Records for processing:
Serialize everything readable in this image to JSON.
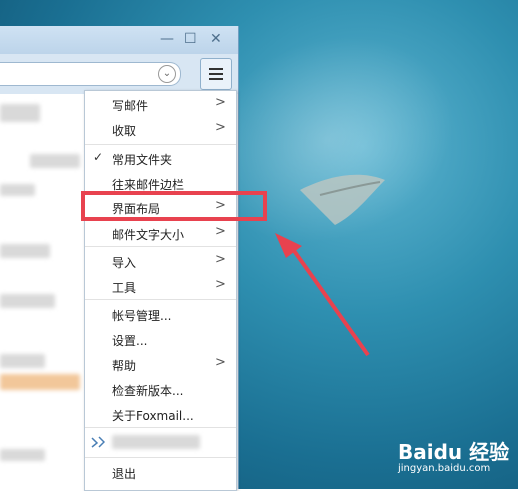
{
  "window_controls": {
    "minimize": "—",
    "maximize": "☐",
    "close": "✕"
  },
  "search": {
    "chevron": "⌄"
  },
  "menu": {
    "items": [
      {
        "label": "写邮件",
        "submenu": true
      },
      {
        "label": "收取",
        "submenu": true
      },
      {
        "label": "常用文件夹",
        "checked": true
      },
      {
        "label": "往来邮件边栏"
      },
      {
        "label": "界面布局",
        "submenu": true
      },
      {
        "label": "邮件文字大小",
        "submenu": true
      },
      {
        "label": "导入",
        "submenu": true
      },
      {
        "label": "工具",
        "submenu": true
      },
      {
        "label": "帐号管理..."
      },
      {
        "label": "设置..."
      },
      {
        "label": "帮助",
        "submenu": true
      },
      {
        "label": "检查新版本..."
      },
      {
        "label": "关于Foxmail..."
      },
      {
        "label": "退出"
      }
    ],
    "arrow_glyph": ">",
    "check_glyph": "✓"
  },
  "watermark": {
    "brand": "Baidu 经验",
    "url": "jingyan.baidu.com"
  },
  "colors": {
    "highlight": "#e8424f",
    "arrow": "#e8424f"
  }
}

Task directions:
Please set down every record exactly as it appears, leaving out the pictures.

Written answer:
Serialize everything readable in this image to JSON.
{
  "window_controls": {
    "minimize": "—",
    "maximize": "☐",
    "close": "✕"
  },
  "search": {
    "chevron": "⌄"
  },
  "menu": {
    "items": [
      {
        "label": "写邮件",
        "submenu": true
      },
      {
        "label": "收取",
        "submenu": true
      },
      {
        "label": "常用文件夹",
        "checked": true
      },
      {
        "label": "往来邮件边栏"
      },
      {
        "label": "界面布局",
        "submenu": true
      },
      {
        "label": "邮件文字大小",
        "submenu": true
      },
      {
        "label": "导入",
        "submenu": true
      },
      {
        "label": "工具",
        "submenu": true
      },
      {
        "label": "帐号管理..."
      },
      {
        "label": "设置..."
      },
      {
        "label": "帮助",
        "submenu": true
      },
      {
        "label": "检查新版本..."
      },
      {
        "label": "关于Foxmail..."
      },
      {
        "label": "退出"
      }
    ],
    "arrow_glyph": ">",
    "check_glyph": "✓"
  },
  "watermark": {
    "brand": "Baidu 经验",
    "url": "jingyan.baidu.com"
  },
  "colors": {
    "highlight": "#e8424f",
    "arrow": "#e8424f"
  }
}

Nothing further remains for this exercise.